Task to complete.
With nothing added or dropped, output every record below exactly.

Input records.

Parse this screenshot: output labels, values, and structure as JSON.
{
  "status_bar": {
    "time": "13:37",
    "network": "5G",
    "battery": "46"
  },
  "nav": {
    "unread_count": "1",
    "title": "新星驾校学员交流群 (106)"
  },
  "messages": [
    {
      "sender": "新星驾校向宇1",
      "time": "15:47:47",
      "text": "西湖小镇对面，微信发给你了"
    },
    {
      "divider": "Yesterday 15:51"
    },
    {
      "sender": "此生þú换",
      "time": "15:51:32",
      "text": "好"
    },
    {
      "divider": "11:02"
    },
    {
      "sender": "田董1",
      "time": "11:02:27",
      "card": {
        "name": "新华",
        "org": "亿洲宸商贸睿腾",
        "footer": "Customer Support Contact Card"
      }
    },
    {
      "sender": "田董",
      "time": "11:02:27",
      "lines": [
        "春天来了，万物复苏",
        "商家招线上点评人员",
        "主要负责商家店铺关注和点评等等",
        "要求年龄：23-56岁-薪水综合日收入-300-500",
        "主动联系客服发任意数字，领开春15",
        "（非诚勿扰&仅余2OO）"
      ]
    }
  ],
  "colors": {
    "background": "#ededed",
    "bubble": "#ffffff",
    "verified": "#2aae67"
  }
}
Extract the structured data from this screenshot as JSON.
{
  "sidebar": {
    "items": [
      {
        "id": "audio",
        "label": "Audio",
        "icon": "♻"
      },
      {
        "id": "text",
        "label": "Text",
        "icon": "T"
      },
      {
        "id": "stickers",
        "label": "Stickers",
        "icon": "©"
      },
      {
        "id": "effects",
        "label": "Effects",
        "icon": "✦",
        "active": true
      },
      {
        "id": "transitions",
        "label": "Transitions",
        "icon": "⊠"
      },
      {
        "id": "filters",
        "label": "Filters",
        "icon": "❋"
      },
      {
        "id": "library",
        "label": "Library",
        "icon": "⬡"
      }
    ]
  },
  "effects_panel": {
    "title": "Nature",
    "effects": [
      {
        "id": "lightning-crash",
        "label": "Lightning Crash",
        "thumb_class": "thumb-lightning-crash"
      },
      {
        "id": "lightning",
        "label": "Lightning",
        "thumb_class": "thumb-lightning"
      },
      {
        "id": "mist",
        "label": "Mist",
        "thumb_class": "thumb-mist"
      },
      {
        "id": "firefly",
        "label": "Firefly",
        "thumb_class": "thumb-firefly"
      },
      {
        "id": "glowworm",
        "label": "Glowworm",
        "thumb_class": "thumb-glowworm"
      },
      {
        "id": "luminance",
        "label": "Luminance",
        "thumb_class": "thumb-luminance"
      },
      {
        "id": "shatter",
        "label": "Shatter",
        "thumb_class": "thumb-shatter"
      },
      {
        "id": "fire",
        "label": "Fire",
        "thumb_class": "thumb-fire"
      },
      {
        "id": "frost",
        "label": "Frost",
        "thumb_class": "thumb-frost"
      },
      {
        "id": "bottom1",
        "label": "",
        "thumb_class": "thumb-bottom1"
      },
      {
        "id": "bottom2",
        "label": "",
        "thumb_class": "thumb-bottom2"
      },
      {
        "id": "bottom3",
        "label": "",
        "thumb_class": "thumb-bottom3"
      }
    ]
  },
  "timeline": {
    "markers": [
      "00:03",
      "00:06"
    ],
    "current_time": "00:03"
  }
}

Expected answer.
Parse this screenshot: output labels, values, and structure as JSON.
{
  "status_bar": {
    "time": "13:37",
    "network": "5G",
    "battery": "46"
  },
  "nav": {
    "unread_count": "1",
    "title": "新星驾校学员交流群 (106)"
  },
  "messages": [
    {
      "sender": "新星驾校向宇1",
      "time": "15:47:47",
      "text": "西湖小镇对面，微信发给你了"
    },
    {
      "divider": "Yesterday 15:51"
    },
    {
      "sender": "此生þú换",
      "time": "15:51:32",
      "text": "好"
    },
    {
      "divider": "11:02"
    },
    {
      "sender": "田董1",
      "time": "11:02:27",
      "card": {
        "name": "新华",
        "org": "亿洲宸商贸睿腾",
        "footer": "Customer Support Contact Card"
      }
    },
    {
      "sender": "田董",
      "time": "11:02:27",
      "lines": [
        "春天来了，万物复苏",
        "商家招线上点评人员",
        "主要负责商家店铺关注和点评等等",
        "要求年龄：23-56岁-薪水综合日收入-300-500",
        "主动联系客服发任意数字，领开春15",
        "（非诚勿扰&仅余2OO）"
      ]
    }
  ],
  "colors": {
    "background": "#ededed",
    "bubble": "#ffffff",
    "verified": "#2aae67"
  }
}
Extract the structured data from this screenshot as JSON.
{
  "sidebar": {
    "items": [
      {
        "id": "audio",
        "label": "Audio",
        "icon": "♻"
      },
      {
        "id": "text",
        "label": "Text",
        "icon": "T"
      },
      {
        "id": "stickers",
        "label": "Stickers",
        "icon": "©"
      },
      {
        "id": "effects",
        "label": "Effects",
        "icon": "✦",
        "active": true
      },
      {
        "id": "transitions",
        "label": "Transitions",
        "icon": "⊠"
      },
      {
        "id": "filters",
        "label": "Filters",
        "icon": "❋"
      },
      {
        "id": "library",
        "label": "Library",
        "icon": "⬡"
      }
    ]
  },
  "effects_panel": {
    "title": "Nature",
    "effects": [
      {
        "id": "lightning-crash",
        "label": "Lightning Crash",
        "thumb_class": "thumb-lightning-crash"
      },
      {
        "id": "lightning",
        "label": "Lightning",
        "thumb_class": "thumb-lightning"
      },
      {
        "id": "mist",
        "label": "Mist",
        "thumb_class": "thumb-mist"
      },
      {
        "id": "firefly",
        "label": "Firefly",
        "thumb_class": "thumb-firefly"
      },
      {
        "id": "glowworm",
        "label": "Glowworm",
        "thumb_class": "thumb-glowworm"
      },
      {
        "id": "luminance",
        "label": "Luminance",
        "thumb_class": "thumb-luminance"
      },
      {
        "id": "shatter",
        "label": "Shatter",
        "thumb_class": "thumb-shatter"
      },
      {
        "id": "fire",
        "label": "Fire",
        "thumb_class": "thumb-fire"
      },
      {
        "id": "frost",
        "label": "Frost",
        "thumb_class": "thumb-frost"
      },
      {
        "id": "bottom1",
        "label": "",
        "thumb_class": "thumb-bottom1"
      },
      {
        "id": "bottom2",
        "label": "",
        "thumb_class": "thumb-bottom2"
      },
      {
        "id": "bottom3",
        "label": "",
        "thumb_class": "thumb-bottom3"
      }
    ]
  },
  "timeline": {
    "markers": [
      "00:03",
      "00:06"
    ],
    "current_time": "00:03"
  }
}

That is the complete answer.